- Problem details: Return all lines from the listing below that include the word "tarif".

- Records for this task:

▬▬▬

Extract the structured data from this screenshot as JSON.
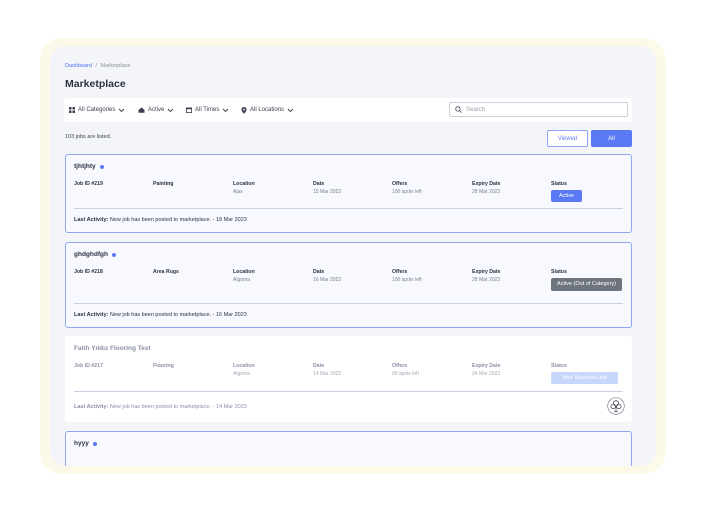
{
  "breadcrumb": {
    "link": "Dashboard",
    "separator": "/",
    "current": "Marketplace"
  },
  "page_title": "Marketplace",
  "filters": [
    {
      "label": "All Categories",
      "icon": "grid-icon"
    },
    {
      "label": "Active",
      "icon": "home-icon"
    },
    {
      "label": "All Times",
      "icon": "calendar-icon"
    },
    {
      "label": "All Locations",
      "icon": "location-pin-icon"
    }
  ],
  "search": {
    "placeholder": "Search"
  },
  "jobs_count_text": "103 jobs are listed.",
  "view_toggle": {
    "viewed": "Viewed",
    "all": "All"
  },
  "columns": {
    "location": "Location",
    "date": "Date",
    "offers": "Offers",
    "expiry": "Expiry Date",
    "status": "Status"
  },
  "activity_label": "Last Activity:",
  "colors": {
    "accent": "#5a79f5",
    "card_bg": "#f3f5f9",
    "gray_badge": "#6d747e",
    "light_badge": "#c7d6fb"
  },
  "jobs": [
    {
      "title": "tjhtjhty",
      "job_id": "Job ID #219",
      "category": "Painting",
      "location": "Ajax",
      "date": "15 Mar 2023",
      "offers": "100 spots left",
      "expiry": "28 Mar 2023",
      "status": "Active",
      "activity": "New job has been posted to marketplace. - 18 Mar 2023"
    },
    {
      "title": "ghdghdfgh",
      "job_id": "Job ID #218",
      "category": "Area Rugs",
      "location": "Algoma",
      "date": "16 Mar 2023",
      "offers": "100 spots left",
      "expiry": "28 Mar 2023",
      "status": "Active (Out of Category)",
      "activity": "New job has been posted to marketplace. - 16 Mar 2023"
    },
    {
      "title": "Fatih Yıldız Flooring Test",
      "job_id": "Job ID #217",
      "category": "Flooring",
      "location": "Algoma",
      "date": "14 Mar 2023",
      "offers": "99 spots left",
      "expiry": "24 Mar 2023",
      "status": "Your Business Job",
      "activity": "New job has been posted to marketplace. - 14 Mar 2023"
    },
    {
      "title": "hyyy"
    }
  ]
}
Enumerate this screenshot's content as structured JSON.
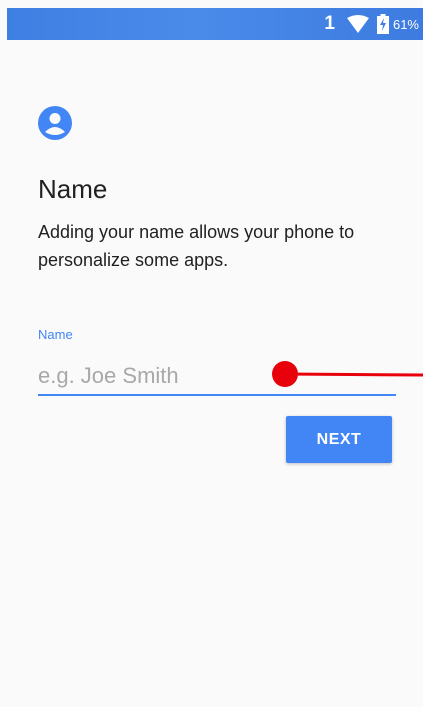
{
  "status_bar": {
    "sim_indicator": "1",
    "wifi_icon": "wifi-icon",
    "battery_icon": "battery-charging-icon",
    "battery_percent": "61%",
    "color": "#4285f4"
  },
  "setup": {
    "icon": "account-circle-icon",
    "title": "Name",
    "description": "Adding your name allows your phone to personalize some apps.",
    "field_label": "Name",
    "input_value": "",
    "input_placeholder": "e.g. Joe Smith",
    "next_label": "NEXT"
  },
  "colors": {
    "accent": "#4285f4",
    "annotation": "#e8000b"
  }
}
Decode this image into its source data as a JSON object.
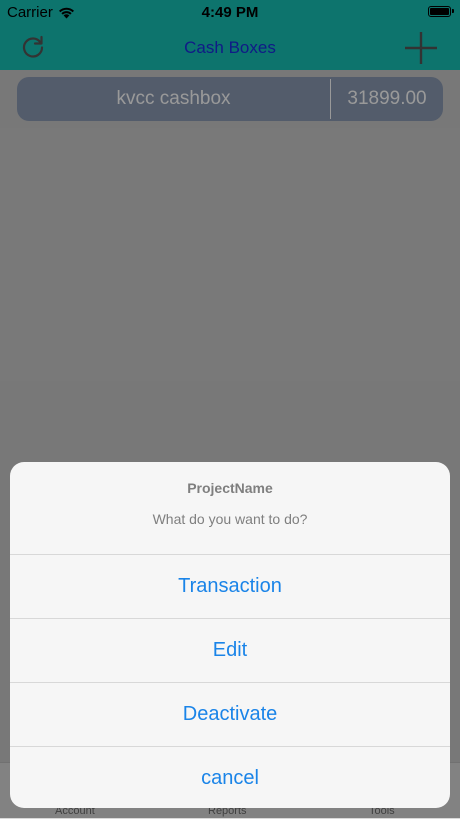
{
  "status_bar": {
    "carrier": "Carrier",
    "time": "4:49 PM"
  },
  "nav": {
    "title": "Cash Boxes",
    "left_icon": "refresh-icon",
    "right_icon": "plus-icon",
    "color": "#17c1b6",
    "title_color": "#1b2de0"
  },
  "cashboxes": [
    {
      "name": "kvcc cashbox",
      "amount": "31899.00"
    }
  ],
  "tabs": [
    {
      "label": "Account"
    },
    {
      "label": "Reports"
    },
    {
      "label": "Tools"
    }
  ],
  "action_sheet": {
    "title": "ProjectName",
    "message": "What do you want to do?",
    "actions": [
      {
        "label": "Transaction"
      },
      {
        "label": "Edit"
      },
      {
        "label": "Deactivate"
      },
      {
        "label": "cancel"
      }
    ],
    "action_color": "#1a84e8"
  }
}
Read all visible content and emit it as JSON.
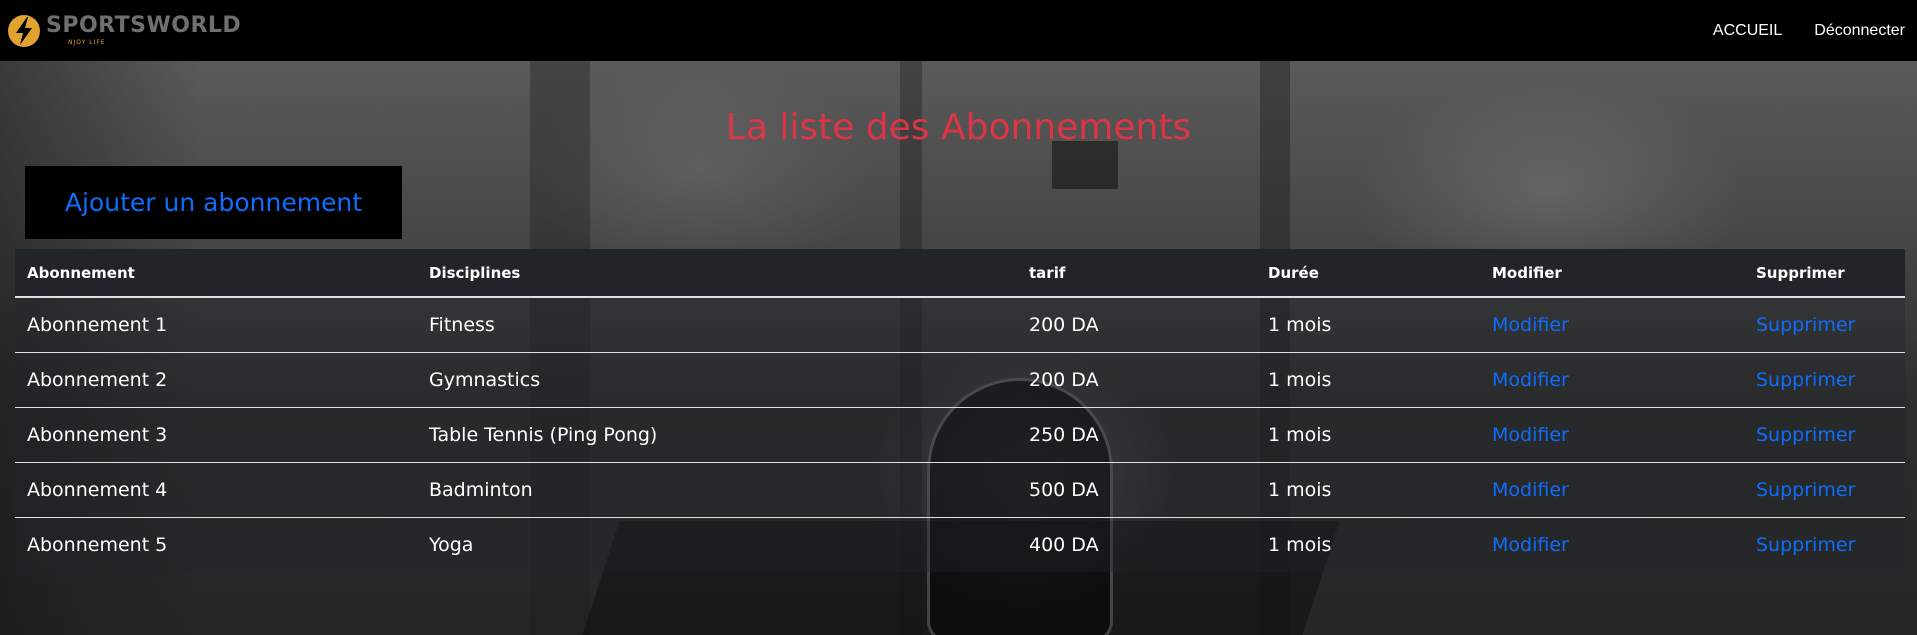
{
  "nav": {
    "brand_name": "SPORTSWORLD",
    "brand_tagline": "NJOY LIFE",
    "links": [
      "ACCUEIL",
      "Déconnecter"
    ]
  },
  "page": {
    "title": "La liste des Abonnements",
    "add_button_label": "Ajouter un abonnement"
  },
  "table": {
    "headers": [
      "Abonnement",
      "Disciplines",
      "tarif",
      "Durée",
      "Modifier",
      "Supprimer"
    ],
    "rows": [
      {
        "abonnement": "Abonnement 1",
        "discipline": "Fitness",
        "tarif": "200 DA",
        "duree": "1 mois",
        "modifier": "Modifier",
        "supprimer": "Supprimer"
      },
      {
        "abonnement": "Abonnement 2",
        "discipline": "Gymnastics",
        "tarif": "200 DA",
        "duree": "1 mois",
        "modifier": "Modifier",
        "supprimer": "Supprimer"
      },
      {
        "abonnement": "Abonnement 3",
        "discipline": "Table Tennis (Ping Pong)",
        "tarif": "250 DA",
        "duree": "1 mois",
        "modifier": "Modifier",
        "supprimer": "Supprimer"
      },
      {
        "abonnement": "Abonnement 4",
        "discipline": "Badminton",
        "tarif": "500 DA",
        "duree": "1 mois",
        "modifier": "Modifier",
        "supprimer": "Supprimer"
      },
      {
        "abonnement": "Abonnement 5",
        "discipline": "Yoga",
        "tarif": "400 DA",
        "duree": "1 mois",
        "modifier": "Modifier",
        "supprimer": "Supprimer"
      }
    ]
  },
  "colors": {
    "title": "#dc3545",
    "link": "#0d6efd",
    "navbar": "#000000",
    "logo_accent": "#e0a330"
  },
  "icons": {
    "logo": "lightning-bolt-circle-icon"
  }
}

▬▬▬

- Exercise result:
      "tarif",
        "tarif": "200 DA",
        "tarif": "200 DA",
        "tarif": "250 DA",
        "tarif": "500 DA",
        "tarif": "400 DA",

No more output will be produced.